Double-spacing after a period. Like this. Is wrong. But so many people have so many different opinions about double-spacing and single-spacing after punctuation, it's difficult to point to just one reason why it's wrong. I'm going to try anyway.
Single and Fabulous?
The number of spaces that should be placed after a period is actually a hot point of contention among writers, editors and typographers. This is the kind of stuff that gets word nerds all kinds of hot and bothered, and I guess I'm no exception. I passionately believe that only one space should be used following any sentence, and the general school of typography agrees with me.
Typesetters are the people who actually put the words on the page. They're responsible for making everything fit together and using all the space they've got in an economical fashion. Since the early 20th century, it's been an industry standard in Europe and the Americas to use a single space, not a double, between the period and the new sentence.
Standards were much looser before the 19th century, and in the early days of printing typesetters often used enlarged spaces following their periods. But a 19th-century invention would screw all the spacing up and confuse writers even 200 years later.
Ironically, it was the manual typewriter that changed spacing forevermore. The standard space on the manual typewriter was considered by many to be too small to properly separate sentences. Many writers began hitting the spacebar twice, not just once, after every period in order to provide the necessary separation. It became the norm to do this, and double-spaced typing was even taught in typing classes. No one uses manual typewriters anymore, but the error is still being repeated all the time.

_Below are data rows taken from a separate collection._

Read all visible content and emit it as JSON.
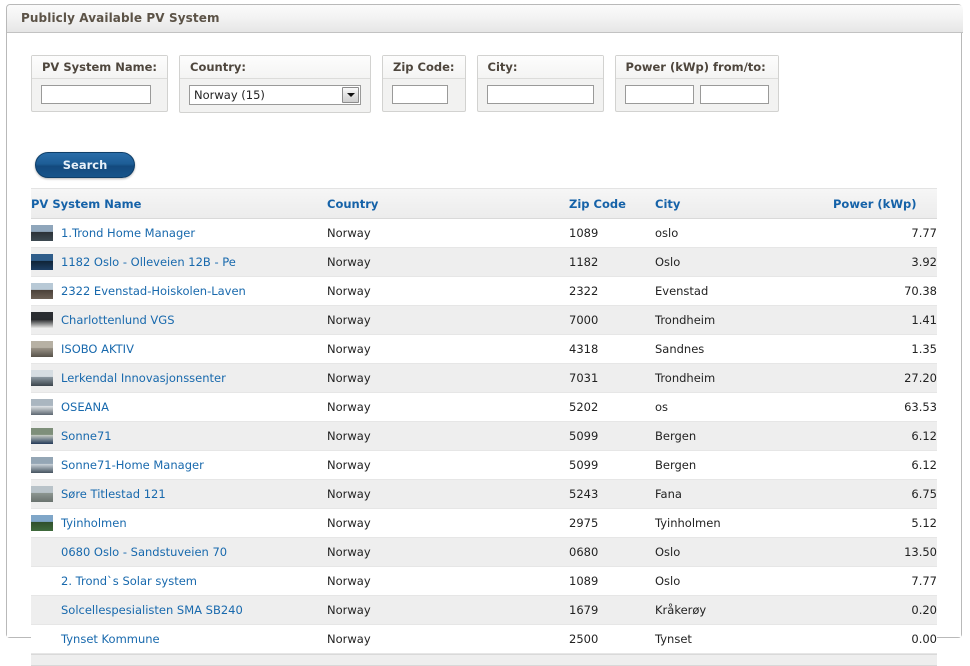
{
  "window": {
    "title": "Publicly Available PV System"
  },
  "filters": [
    {
      "key": "pv_system_name",
      "label": "PV System Name:",
      "type": "text",
      "value": "",
      "placeholder": ""
    },
    {
      "key": "country",
      "label": "Country:",
      "type": "select",
      "value": "Norway (15)",
      "placeholder": ""
    },
    {
      "key": "zip_code",
      "label": "Zip Code:",
      "type": "text",
      "value": "",
      "placeholder": ""
    },
    {
      "key": "city",
      "label": "City:",
      "type": "text",
      "value": "",
      "placeholder": ""
    },
    {
      "key": "power_range",
      "label": "Power (kWp) from/to:",
      "type": "text-range",
      "value_from": "",
      "value_to": "",
      "placeholder": ""
    }
  ],
  "filter_labels": {
    "pv_system_name": "PV System Name:",
    "country": "Country:",
    "zip_code": "Zip Code:",
    "city": "City:",
    "power": "Power (kWp) from/to:"
  },
  "filter_values": {
    "pv_system_name": "",
    "country_selected": "Norway (15)",
    "zip_code": "",
    "city": "",
    "power_from": "",
    "power_to": ""
  },
  "buttons": {
    "search": "Search"
  },
  "table": {
    "columns": [
      {
        "key": "name",
        "label": "PV System Name",
        "link": true,
        "align": "left"
      },
      {
        "key": "country",
        "label": "Country",
        "link": false,
        "align": "left"
      },
      {
        "key": "zip",
        "label": "Zip Code",
        "link": true,
        "align": "left"
      },
      {
        "key": "city",
        "label": "City",
        "link": true,
        "align": "left"
      },
      {
        "key": "power",
        "label": "Power (kWp)",
        "link": true,
        "align": "right"
      }
    ],
    "rows": [
      {
        "name": "1.Trond Home Manager",
        "country": "Norway",
        "zip": "1089",
        "city": "oslo",
        "power": "7.77",
        "thumb": true,
        "thumb_colors": [
          "#8fa6bb",
          "#3d4a52",
          "#2b3136"
        ]
      },
      {
        "name": "1182 Oslo - Olleveien 12B - Pe",
        "country": "Norway",
        "zip": "1182",
        "city": "Oslo",
        "power": "3.92",
        "thumb": true,
        "thumb_colors": [
          "#2f5d8a",
          "#1d3f63",
          "#0f2336"
        ]
      },
      {
        "name": "2322 Evenstad-Hoiskolen-Laven",
        "country": "Norway",
        "zip": "2322",
        "city": "Evenstad",
        "power": "70.38",
        "thumb": true,
        "thumb_colors": [
          "#b8c9d6",
          "#6d6257",
          "#4a4038"
        ]
      },
      {
        "name": "Charlottenlund VGS",
        "country": "Norway",
        "zip": "7000",
        "city": "Trondheim",
        "power": "1.41",
        "thumb": true,
        "thumb_colors": [
          "#2a2d31",
          "#e8e8e6",
          "#1b1d20"
        ]
      },
      {
        "name": "ISOBO AKTIV",
        "country": "Norway",
        "zip": "4318",
        "city": "Sandnes",
        "power": "1.35",
        "thumb": true,
        "thumb_colors": [
          "#b7b1a4",
          "#57524a",
          "#9b9488"
        ]
      },
      {
        "name": "Lerkendal Innovasjonssenter",
        "country": "Norway",
        "zip": "7031",
        "city": "Trondheim",
        "power": "27.20",
        "thumb": true,
        "thumb_colors": [
          "#d6dde2",
          "#3c454d",
          "#8e9aa3"
        ]
      },
      {
        "name": "OSEANA",
        "country": "Norway",
        "zip": "5202",
        "city": "os",
        "power": "63.53",
        "thumb": true,
        "thumb_colors": [
          "#aab6c0",
          "#5d6771",
          "#e2e6e9"
        ]
      },
      {
        "name": "Sonne71",
        "country": "Norway",
        "zip": "5099",
        "city": "Bergen",
        "power": "6.12",
        "thumb": true,
        "thumb_colors": [
          "#7e8f7a",
          "#243a58",
          "#c9cfc6"
        ]
      },
      {
        "name": "Sonne71-Home Manager",
        "country": "Norway",
        "zip": "5099",
        "city": "Bergen",
        "power": "6.12",
        "thumb": true,
        "thumb_colors": [
          "#94a6b5",
          "#45535f",
          "#cdd6dd"
        ]
      },
      {
        "name": "Søre Titlestad 121",
        "country": "Norway",
        "zip": "5243",
        "city": "Fana",
        "power": "6.75",
        "thumb": true,
        "thumb_colors": [
          "#b9c3c9",
          "#6a736f",
          "#8d9691"
        ]
      },
      {
        "name": "Tyinholmen",
        "country": "Norway",
        "zip": "2975",
        "city": "Tyinholmen",
        "power": "5.12",
        "thumb": true,
        "thumb_colors": [
          "#7fa6c8",
          "#3f6b3c",
          "#2f4f2c"
        ]
      },
      {
        "name": "0680 Oslo - Sandstuveien 70",
        "country": "Norway",
        "zip": "0680",
        "city": "Oslo",
        "power": "13.50",
        "thumb": false,
        "thumb_colors": []
      },
      {
        "name": "2. Trond`s Solar system",
        "country": "Norway",
        "zip": "1089",
        "city": "Oslo",
        "power": "7.77",
        "thumb": false,
        "thumb_colors": []
      },
      {
        "name": "Solcellespesialisten SMA SB240",
        "country": "Norway",
        "zip": "1679",
        "city": "Kråkerøy",
        "power": "0.20",
        "thumb": false,
        "thumb_colors": []
      },
      {
        "name": "Tynset Kommune",
        "country": "Norway",
        "zip": "2500",
        "city": "Tynset",
        "power": "0.00",
        "thumb": false,
        "thumb_colors": []
      }
    ]
  },
  "colors": {
    "link": "#1869ad",
    "header_link": "#1562a8",
    "header_static": "#6e665c",
    "title_text": "#5c5347",
    "button_bg": "#1d5d96",
    "row_even": "#eeeeee",
    "row_odd": "#ffffff"
  }
}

If it's an error. The debate continues to rage on to this day, with many hotly defending the usefulness of the double space. I hate it, and I advise against using it, and I'm going to tell you why.
The Way It Is
Typesetters and printers established the single-space standard for a pretty important reason: money. When words take up less space, fewer pages may be used to print out a whole book. Fewer pages equals less cost to make the books, and that means they can be priced more competitively.
It's something no indie author can ignore. CreateSpace is easy and affordable, but it ain't free. Self-published authors can't afford to be less cost-conscious than those huge publishing houses.
It's also important for indies to conform to all industry standards in matters of grammar, punctuation and spacing -- both to fit in with all the other books and to prove that they can. Indies have a bad reputation as being amateurs and hacks, so don't visually separate your books from the ones the big box publishers are churning out by the million.
And because it is a standard, you could get called on it if you do it incorrectly and use a double space. If you do any guest posts or freelance writing assignments, you could easily draw the ire of a blog owner or editor who has very strong opinions. Conform to the standard; they'll definitely let you know if they want you make changes. If they do, just use your search-and-replace function to fix your spacing.